(Dataset rows for apps and sites)
_ _ _ _ _ _ _
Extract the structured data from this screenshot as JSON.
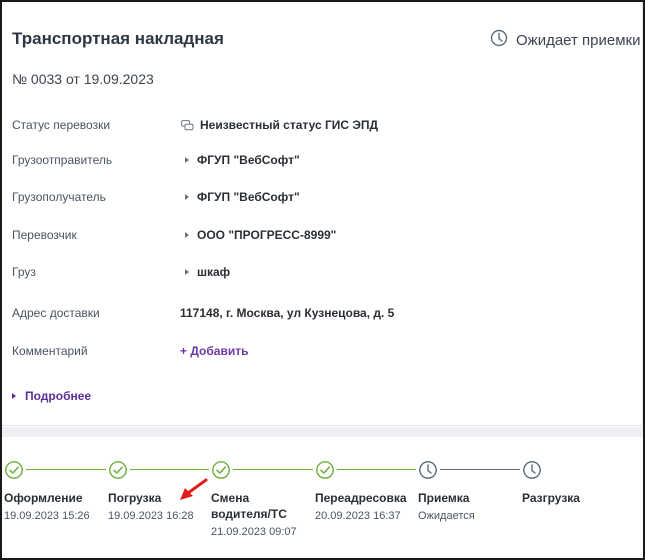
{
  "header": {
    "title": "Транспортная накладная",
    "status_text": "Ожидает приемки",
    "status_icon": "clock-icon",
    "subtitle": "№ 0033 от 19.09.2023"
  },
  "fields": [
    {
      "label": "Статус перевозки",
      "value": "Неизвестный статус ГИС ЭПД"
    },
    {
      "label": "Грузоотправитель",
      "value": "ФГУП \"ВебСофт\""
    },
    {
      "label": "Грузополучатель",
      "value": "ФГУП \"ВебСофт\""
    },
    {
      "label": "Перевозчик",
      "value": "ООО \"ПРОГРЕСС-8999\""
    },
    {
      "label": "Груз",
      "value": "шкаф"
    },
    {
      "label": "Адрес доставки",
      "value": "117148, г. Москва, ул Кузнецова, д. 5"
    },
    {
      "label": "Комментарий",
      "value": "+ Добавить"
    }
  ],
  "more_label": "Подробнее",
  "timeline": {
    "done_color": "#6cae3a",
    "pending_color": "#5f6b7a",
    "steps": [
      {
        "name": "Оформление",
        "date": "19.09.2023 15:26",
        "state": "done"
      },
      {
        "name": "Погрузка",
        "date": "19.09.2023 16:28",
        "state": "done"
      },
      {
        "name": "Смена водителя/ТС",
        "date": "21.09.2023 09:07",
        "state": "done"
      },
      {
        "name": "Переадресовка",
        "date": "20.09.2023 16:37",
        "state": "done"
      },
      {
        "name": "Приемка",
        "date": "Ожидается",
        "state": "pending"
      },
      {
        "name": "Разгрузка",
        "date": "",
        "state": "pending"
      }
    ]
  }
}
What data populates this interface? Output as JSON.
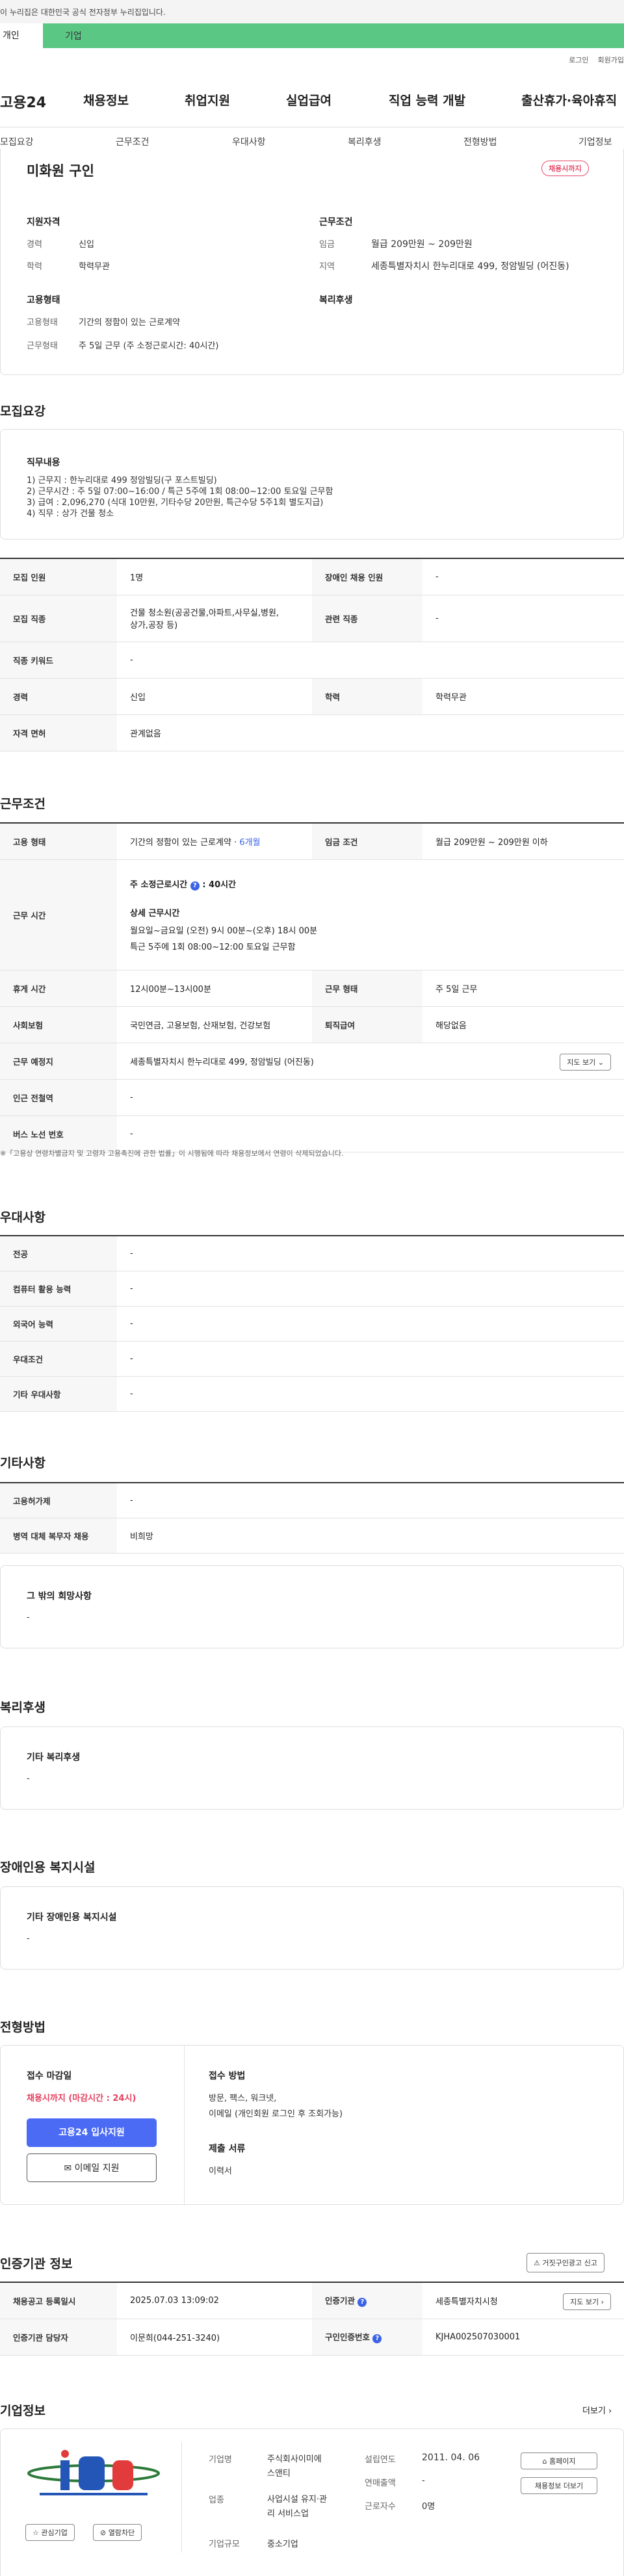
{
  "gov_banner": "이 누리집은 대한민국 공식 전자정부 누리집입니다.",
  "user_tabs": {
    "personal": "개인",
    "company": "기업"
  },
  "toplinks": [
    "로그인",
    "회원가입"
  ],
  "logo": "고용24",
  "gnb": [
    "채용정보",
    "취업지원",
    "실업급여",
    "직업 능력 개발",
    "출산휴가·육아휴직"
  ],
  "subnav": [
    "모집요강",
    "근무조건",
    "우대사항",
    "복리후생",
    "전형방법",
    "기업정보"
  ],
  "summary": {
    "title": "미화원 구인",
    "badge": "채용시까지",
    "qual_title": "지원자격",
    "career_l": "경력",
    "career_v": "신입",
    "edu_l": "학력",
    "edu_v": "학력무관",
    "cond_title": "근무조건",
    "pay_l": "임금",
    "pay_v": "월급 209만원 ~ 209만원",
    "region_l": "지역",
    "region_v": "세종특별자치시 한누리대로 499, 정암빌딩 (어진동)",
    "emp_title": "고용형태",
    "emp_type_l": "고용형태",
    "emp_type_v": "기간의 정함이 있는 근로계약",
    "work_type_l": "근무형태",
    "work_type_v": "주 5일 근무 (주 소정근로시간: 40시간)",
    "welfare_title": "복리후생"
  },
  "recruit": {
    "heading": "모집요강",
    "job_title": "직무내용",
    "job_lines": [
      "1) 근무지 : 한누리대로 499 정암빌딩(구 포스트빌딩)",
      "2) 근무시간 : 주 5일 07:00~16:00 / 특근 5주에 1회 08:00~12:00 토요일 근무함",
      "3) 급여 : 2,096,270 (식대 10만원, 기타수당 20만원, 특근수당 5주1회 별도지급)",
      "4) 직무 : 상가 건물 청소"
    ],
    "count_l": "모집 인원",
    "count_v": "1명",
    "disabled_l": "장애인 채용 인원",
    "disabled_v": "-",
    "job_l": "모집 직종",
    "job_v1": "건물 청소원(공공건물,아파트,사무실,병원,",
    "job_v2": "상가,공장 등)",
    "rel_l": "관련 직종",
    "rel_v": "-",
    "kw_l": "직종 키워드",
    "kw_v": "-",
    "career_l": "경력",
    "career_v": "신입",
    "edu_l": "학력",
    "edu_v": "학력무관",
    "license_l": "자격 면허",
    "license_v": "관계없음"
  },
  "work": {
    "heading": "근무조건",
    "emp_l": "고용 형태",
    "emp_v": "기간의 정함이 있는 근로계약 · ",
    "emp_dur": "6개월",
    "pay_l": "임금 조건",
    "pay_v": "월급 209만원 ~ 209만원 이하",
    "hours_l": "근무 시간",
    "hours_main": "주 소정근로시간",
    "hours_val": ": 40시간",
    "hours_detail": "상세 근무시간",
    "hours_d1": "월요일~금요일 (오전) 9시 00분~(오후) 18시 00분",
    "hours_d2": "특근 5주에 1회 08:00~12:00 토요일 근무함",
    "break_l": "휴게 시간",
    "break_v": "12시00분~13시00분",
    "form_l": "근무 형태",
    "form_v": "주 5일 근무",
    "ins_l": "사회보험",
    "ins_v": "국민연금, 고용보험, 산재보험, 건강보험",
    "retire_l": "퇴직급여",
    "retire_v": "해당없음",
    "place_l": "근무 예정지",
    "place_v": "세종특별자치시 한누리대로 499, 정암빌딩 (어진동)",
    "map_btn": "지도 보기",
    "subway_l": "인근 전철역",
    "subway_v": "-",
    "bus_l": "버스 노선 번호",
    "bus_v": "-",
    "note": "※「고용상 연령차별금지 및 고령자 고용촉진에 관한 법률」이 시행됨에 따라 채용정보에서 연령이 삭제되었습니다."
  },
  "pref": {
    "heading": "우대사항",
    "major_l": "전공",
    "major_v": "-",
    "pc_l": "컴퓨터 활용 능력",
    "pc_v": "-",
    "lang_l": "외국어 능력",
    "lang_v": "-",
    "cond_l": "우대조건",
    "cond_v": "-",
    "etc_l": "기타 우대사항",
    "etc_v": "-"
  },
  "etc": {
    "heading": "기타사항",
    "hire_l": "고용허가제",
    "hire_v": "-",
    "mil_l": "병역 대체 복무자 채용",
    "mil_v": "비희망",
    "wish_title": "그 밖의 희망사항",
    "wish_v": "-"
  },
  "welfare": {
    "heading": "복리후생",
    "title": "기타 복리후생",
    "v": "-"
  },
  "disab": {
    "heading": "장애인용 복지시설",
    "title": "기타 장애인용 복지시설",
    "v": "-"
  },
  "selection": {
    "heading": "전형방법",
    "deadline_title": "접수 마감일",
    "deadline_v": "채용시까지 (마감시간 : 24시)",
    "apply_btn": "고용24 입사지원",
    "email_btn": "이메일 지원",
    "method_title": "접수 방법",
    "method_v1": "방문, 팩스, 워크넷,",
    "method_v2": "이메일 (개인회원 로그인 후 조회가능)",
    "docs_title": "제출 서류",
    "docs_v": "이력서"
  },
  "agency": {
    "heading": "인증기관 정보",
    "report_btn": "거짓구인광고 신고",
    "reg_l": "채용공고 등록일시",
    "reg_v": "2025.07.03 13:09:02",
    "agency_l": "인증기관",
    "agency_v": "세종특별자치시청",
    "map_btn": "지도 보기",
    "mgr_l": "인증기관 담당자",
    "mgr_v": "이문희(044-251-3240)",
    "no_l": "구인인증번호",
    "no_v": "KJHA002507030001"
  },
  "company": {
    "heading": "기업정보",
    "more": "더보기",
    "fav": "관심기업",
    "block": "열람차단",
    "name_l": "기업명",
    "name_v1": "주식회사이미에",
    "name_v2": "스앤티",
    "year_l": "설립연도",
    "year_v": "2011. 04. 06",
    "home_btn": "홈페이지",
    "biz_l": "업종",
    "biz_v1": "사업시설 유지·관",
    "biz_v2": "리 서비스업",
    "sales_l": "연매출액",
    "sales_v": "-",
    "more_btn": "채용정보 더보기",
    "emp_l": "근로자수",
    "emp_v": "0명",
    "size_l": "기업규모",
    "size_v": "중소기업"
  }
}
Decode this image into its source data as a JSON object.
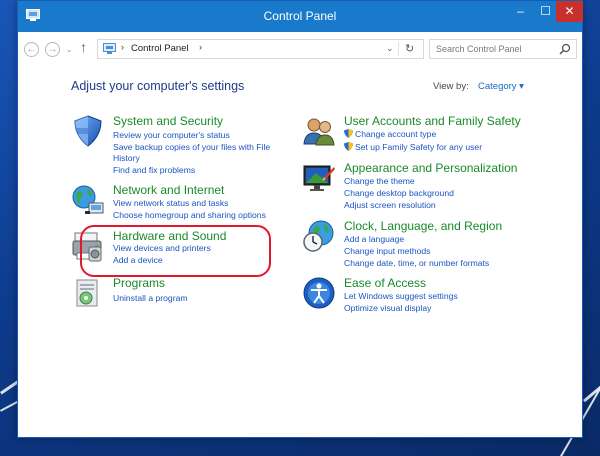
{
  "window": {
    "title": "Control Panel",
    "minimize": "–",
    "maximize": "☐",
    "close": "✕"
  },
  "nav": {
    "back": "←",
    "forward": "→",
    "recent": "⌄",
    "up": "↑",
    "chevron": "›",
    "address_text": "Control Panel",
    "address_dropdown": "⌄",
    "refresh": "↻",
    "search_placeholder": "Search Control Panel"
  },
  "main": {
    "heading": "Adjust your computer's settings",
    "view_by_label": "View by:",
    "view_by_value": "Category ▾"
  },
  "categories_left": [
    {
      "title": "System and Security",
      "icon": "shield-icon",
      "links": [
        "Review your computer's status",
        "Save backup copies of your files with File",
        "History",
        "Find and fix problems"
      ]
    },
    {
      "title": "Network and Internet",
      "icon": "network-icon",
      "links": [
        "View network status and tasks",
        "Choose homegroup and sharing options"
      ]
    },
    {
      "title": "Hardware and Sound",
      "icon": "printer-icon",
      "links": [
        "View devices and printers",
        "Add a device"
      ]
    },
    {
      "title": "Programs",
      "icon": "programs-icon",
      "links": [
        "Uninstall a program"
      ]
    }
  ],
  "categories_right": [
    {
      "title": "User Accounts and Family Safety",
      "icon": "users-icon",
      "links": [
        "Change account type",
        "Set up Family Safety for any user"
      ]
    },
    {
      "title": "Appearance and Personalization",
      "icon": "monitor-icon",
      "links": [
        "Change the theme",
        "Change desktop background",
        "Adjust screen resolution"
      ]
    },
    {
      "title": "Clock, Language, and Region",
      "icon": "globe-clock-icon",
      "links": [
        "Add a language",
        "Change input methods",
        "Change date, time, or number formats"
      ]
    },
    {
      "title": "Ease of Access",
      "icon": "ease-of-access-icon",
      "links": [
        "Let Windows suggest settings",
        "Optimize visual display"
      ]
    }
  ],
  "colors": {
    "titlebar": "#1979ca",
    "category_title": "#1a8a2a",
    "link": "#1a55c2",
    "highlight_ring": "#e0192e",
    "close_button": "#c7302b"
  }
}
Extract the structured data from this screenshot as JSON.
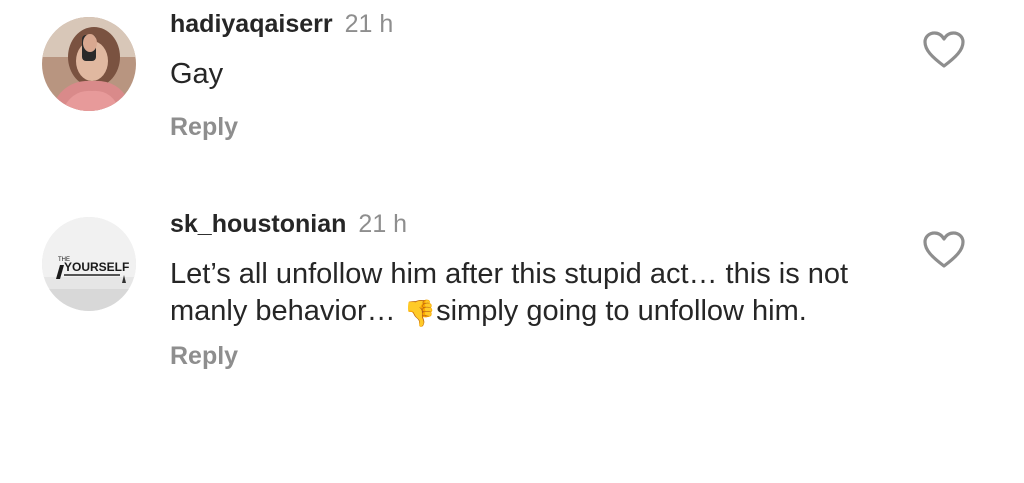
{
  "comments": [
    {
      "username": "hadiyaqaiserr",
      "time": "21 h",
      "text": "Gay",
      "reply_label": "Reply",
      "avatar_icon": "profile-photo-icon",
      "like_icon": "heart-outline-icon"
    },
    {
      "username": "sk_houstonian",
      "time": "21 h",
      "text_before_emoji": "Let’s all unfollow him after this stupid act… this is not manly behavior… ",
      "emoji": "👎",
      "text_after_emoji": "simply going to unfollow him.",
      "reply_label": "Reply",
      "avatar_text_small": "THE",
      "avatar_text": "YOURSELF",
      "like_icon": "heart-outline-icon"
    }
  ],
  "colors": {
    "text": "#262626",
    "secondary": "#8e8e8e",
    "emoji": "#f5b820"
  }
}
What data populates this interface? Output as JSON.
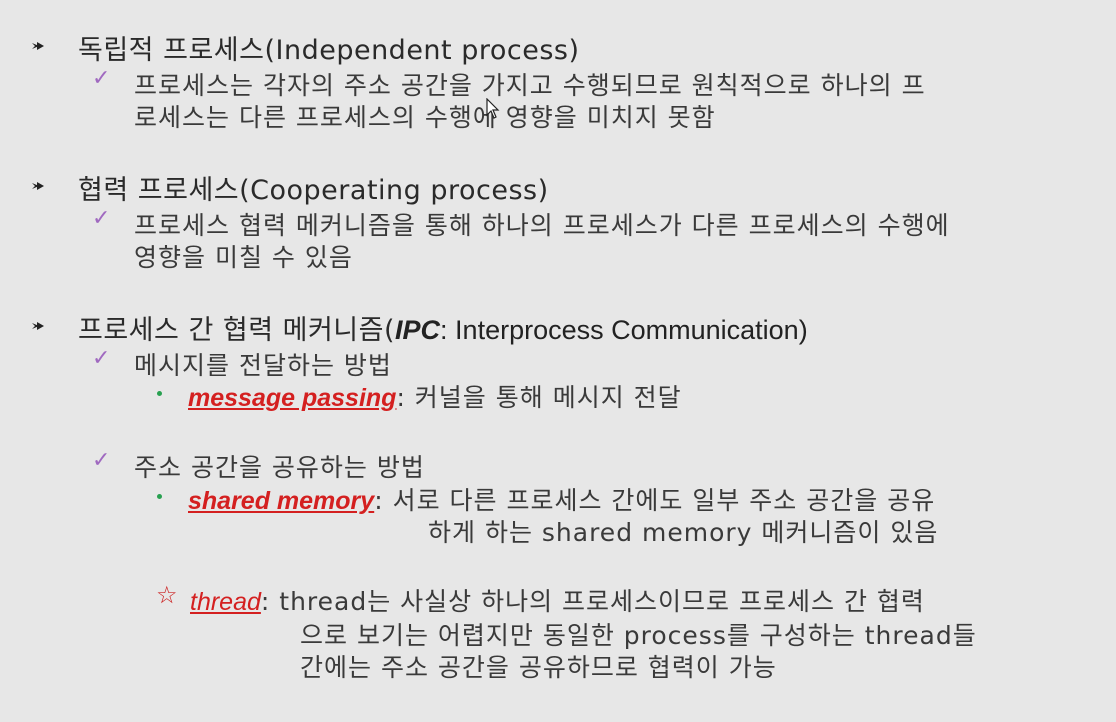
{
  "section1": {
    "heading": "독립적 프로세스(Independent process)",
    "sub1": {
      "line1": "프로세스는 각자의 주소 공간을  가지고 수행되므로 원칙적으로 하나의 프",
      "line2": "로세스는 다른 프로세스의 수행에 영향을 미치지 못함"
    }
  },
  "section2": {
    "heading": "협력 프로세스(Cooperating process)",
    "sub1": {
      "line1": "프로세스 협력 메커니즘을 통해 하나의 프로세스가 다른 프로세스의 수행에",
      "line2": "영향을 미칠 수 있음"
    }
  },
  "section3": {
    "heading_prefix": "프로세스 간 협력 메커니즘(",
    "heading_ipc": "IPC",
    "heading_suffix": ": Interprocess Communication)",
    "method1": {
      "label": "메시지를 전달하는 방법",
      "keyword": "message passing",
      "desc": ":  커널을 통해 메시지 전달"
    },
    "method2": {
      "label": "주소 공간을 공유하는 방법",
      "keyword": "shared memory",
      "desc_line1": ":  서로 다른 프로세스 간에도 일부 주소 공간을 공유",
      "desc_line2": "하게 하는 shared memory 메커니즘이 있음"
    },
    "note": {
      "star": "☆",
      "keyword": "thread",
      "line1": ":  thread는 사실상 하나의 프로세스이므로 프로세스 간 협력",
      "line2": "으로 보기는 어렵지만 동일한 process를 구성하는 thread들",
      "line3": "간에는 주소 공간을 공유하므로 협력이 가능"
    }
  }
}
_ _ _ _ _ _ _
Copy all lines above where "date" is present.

EXERCISE SOLUTION.
        "date": "19.09.2023 15:26",
        "date": "19.09.2023 16:28",
        "date": "21.09.2023 09:07",
        "date": "20.09.2023 16:37",
        "date": "Ожидается",
        "date": "",
        "Change date, time, or number formats"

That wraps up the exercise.